It goes without saying that men who aggressively play and ravage the dating field are an incredible threat to single and sympathetic women the world over. Like their real-life counterparts, irritating and shallow characters plague the silver screen and remind the female audience why being single in a pond made for mates is so terrifying. The players are sharks who will bite it and boot it the first chance they get.

Barry Munday (Patrick Wilson) is such a man who, unlike many Hugh Grant bad boys, isn’t even very suave or debonair enough to captivate the immediate sexual attention of fellow co-workers, theater workers or underage girls with both daddy issues and an overbearing father.

But Barry does manage to maintain this persona without seeming to try or care too much about his conquests, moving from one to the next out of impulse, not affection, until his world is rocked by the aforementioned domineering dad who attacks Barry where it will hurt the wannabe ladies’ man most. That’s right, Barry wakes up in the hospital with amnesia and without his testicles.

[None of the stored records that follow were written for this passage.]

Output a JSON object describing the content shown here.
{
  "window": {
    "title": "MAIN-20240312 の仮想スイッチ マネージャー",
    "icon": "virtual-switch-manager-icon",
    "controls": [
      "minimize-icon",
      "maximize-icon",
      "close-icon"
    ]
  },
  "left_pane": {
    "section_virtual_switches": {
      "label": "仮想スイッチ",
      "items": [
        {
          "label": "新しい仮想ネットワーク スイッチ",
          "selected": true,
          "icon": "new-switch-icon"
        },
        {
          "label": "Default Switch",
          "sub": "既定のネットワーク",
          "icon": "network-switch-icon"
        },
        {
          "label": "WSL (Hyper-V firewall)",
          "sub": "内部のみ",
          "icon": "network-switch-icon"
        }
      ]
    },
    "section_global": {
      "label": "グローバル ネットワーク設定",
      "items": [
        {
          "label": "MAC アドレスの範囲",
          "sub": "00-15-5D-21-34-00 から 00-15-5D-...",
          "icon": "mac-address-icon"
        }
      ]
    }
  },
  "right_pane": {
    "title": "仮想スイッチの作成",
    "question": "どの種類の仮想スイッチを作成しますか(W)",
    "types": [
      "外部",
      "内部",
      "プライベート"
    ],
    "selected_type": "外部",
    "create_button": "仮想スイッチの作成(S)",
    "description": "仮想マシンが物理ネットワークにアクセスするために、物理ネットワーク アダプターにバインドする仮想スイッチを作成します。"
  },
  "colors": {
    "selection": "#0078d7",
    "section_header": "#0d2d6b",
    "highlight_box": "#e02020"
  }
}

As luck would (not) have it, a woman by the name of Ginger Farley (Judy Greer) claims Barry is the father of the unborn child as a result of their one-night stand. Ginger is the antithesis of Barry. Where he is a sexual deviant, she is as close to a virgin as they come (seeing as she was one until she met Mr. Munday). Where he is concerned with physical attributes, she has frizzy auburn hair, oversized glasses and baggy clothing typically made of a muted brown or tacky patterned fabric.

They agree to go on with having the baby, which is not nearly as difficult as telling her prim and proper parents (Cybill Shepherd and Malcolm McDowell) and seductive sister (Chloë Sevigny), who force some conflict into Barry’s life, though not enough to ruffle his confidence.

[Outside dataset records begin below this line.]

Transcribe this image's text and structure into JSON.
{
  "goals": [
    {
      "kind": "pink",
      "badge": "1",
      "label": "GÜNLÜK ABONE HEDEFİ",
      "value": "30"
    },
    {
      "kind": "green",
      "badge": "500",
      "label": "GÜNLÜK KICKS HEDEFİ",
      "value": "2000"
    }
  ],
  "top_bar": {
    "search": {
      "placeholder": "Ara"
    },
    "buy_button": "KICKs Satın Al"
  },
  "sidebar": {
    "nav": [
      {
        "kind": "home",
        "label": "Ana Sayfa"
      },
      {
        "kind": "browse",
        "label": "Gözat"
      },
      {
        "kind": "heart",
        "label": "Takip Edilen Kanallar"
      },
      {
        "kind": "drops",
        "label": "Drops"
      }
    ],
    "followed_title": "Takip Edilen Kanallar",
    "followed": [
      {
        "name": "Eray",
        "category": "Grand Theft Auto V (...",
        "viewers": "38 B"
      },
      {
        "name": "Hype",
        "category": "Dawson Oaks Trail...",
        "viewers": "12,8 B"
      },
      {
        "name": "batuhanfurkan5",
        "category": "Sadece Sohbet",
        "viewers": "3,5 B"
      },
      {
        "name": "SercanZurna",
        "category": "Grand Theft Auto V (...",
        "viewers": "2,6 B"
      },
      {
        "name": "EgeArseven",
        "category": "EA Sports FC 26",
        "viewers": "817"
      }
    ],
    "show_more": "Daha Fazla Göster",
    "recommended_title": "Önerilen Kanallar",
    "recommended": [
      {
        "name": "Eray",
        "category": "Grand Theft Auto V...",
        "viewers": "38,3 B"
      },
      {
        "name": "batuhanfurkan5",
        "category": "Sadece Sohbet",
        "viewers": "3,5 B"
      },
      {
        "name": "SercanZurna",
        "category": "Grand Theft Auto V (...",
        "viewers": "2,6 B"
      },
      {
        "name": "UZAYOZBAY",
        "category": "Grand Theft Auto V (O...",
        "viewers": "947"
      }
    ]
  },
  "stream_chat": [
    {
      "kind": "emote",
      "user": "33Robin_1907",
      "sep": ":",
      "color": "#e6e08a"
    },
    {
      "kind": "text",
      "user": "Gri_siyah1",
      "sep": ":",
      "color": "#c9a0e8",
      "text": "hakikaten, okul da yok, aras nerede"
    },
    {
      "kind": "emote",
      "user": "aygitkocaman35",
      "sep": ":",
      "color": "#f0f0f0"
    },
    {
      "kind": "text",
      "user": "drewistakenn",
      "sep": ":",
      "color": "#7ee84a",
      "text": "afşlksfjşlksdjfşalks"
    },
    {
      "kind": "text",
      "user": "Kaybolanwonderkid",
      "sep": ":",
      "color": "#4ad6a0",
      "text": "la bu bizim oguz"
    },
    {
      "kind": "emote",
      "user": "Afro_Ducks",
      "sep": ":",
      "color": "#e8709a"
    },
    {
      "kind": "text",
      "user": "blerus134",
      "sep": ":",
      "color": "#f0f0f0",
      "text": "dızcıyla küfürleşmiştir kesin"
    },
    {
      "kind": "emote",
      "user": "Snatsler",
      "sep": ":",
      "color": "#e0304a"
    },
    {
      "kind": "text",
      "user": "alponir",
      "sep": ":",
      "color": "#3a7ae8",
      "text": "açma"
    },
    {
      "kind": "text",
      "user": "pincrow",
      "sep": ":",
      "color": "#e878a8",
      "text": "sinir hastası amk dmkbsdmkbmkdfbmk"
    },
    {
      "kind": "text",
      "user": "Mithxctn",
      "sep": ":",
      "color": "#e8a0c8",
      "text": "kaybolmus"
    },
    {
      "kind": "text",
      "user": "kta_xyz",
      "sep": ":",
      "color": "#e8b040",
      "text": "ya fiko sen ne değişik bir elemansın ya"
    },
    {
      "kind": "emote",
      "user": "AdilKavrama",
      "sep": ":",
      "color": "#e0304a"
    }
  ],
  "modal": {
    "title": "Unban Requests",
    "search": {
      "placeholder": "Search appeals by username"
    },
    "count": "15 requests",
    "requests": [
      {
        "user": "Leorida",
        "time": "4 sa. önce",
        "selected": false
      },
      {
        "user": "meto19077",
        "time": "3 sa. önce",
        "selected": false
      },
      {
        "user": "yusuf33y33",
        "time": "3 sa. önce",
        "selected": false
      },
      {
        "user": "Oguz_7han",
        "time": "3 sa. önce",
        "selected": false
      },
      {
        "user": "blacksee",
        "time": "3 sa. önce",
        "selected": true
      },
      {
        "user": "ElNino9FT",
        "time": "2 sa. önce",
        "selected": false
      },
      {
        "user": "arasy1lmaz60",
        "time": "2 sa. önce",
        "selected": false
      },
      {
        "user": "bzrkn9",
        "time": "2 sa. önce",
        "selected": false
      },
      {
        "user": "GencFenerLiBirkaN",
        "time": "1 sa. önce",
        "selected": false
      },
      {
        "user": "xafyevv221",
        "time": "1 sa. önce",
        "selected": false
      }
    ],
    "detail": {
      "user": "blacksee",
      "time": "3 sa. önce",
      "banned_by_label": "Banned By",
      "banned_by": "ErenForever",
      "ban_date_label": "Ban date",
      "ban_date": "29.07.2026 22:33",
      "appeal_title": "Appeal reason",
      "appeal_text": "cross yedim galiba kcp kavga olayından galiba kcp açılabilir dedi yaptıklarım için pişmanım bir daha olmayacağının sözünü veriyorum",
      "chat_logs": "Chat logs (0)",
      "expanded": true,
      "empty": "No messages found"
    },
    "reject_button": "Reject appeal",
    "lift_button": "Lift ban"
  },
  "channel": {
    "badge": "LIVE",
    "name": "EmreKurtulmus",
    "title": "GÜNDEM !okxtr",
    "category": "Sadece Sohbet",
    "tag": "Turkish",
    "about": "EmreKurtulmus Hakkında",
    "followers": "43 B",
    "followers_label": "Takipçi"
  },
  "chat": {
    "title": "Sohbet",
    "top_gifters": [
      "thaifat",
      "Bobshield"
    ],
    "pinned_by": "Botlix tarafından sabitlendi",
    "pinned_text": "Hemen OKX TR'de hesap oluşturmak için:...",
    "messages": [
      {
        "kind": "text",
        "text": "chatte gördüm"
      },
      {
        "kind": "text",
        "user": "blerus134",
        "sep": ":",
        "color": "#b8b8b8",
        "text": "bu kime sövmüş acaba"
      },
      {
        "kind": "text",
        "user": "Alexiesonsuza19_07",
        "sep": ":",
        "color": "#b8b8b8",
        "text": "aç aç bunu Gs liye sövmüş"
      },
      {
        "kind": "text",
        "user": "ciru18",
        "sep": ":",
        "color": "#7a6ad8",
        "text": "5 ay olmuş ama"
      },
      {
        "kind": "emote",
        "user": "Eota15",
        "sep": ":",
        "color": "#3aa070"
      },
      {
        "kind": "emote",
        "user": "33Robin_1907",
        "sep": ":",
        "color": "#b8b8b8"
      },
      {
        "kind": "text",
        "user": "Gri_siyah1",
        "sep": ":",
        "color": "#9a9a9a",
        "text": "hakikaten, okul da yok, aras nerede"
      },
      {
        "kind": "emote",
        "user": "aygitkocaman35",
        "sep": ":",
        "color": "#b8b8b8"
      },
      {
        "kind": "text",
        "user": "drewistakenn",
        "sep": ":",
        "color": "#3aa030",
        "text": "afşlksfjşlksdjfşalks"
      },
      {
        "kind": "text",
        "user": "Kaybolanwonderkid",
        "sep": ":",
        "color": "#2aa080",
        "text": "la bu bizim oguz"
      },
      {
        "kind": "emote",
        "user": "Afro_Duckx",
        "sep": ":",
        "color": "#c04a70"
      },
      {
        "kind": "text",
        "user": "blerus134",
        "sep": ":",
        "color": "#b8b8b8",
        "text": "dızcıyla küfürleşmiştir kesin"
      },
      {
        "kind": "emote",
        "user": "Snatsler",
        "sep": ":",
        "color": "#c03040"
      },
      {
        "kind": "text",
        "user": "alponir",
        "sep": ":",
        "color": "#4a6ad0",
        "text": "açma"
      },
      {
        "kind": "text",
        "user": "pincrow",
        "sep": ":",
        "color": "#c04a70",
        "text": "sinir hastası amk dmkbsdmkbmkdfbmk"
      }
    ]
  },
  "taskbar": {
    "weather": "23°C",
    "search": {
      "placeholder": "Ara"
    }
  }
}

The film ends neatly and predictably, which is fine enough. However, if a kind resolution had not been reached, I’m not so sure the audience would be upset. Wilson and Greer are good in whatever they do, but these characters are grating caricatures who do not win the audience with authenticity or attempted compassion. Unlike Knocked Up, which charmingly portrayed people in a rotten pregnancy predicament, Barry Munday struggles to do such, going for the easy joke instead.

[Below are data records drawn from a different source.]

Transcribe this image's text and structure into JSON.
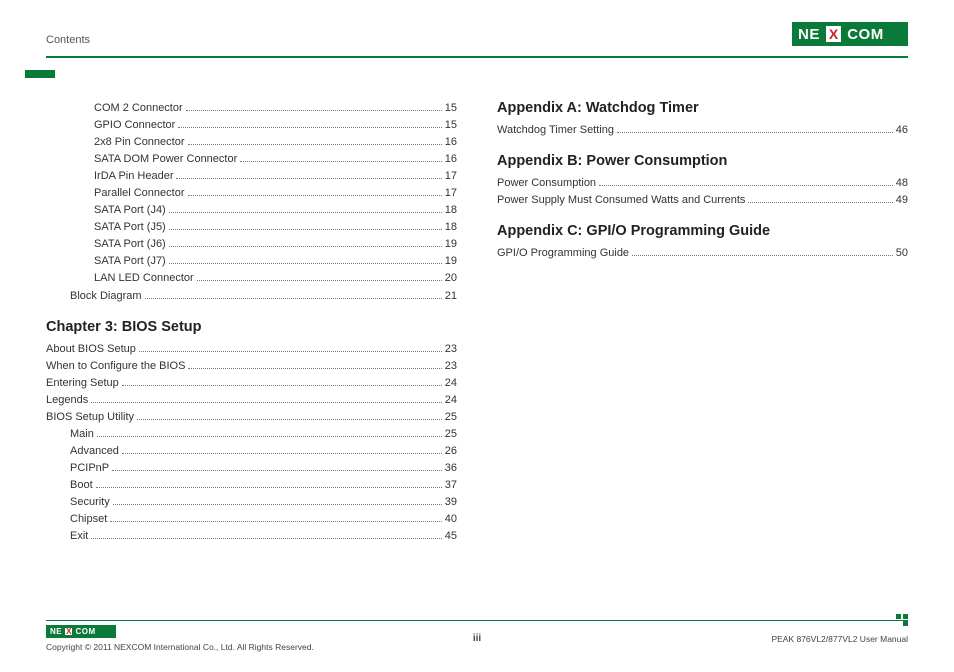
{
  "header": {
    "section_label": "Contents",
    "logo": {
      "left": "NE",
      "mid": "X",
      "right": "COM"
    }
  },
  "left_column": {
    "pre_items": [
      {
        "label": "COM 2 Connector",
        "page": "15",
        "indent": 2
      },
      {
        "label": "GPIO Connector",
        "page": "15",
        "indent": 2
      },
      {
        "label": "2x8 Pin Connector",
        "page": "16",
        "indent": 2
      },
      {
        "label": "SATA DOM Power Connector",
        "page": "16",
        "indent": 2
      },
      {
        "label": "IrDA Pin Header",
        "page": "17",
        "indent": 2
      },
      {
        "label": "Parallel Connector",
        "page": "17",
        "indent": 2
      },
      {
        "label": "SATA Port (J4)",
        "page": "18",
        "indent": 2
      },
      {
        "label": "SATA Port (J5)",
        "page": "18",
        "indent": 2
      },
      {
        "label": "SATA Port (J6)",
        "page": "19",
        "indent": 2
      },
      {
        "label": "SATA Port (J7)",
        "page": "19",
        "indent": 2
      },
      {
        "label": "LAN LED Connector",
        "page": "20",
        "indent": 2
      },
      {
        "label": "Block Diagram",
        "page": "21",
        "indent": 1
      }
    ],
    "chapter_title": "Chapter 3: BIOS Setup",
    "chapter_items": [
      {
        "label": "About BIOS Setup",
        "page": "23",
        "indent": 0
      },
      {
        "label": "When to Configure the BIOS",
        "page": "23",
        "indent": 0
      },
      {
        "label": "Entering Setup",
        "page": "24",
        "indent": 0
      },
      {
        "label": "Legends",
        "page": "24",
        "indent": 0
      },
      {
        "label": "BIOS Setup Utility",
        "page": "25",
        "indent": 0
      },
      {
        "label": "Main",
        "page": "25",
        "indent": 1
      },
      {
        "label": "Advanced",
        "page": "26",
        "indent": 1
      },
      {
        "label": "PCIPnP",
        "page": "36",
        "indent": 1
      },
      {
        "label": "Boot",
        "page": "37",
        "indent": 1
      },
      {
        "label": "Security",
        "page": "39",
        "indent": 1
      },
      {
        "label": "Chipset",
        "page": "40",
        "indent": 1
      },
      {
        "label": "Exit",
        "page": "45",
        "indent": 1
      }
    ]
  },
  "right_column": {
    "sections": [
      {
        "title": "Appendix A: Watchdog Timer",
        "items": [
          {
            "label": "Watchdog Timer Setting",
            "page": "46",
            "indent": 0
          }
        ]
      },
      {
        "title": "Appendix B: Power Consumption",
        "items": [
          {
            "label": "Power Consumption",
            "page": "48",
            "indent": 0
          },
          {
            "label": "Power Supply Must Consumed Watts and Currents",
            "page": "49",
            "indent": 0
          }
        ]
      },
      {
        "title": "Appendix C: GPI/O Programming Guide",
        "items": [
          {
            "label": "GPI/O Programming Guide",
            "page": "50",
            "indent": 0
          }
        ]
      }
    ]
  },
  "footer": {
    "logo": {
      "left": "NE",
      "mid": "X",
      "right": "COM"
    },
    "copyright": "Copyright © 2011 NEXCOM International Co., Ltd. All Rights Reserved.",
    "page_number": "iii",
    "doc_title": "PEAK 876VL2/877VL2 User Manual"
  }
}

However, the film is worth a watch. The veteran actors have the comedic timing to elevate the material to a level unbefitting its substance, and there are moments that feel exceptionally real and humanistic.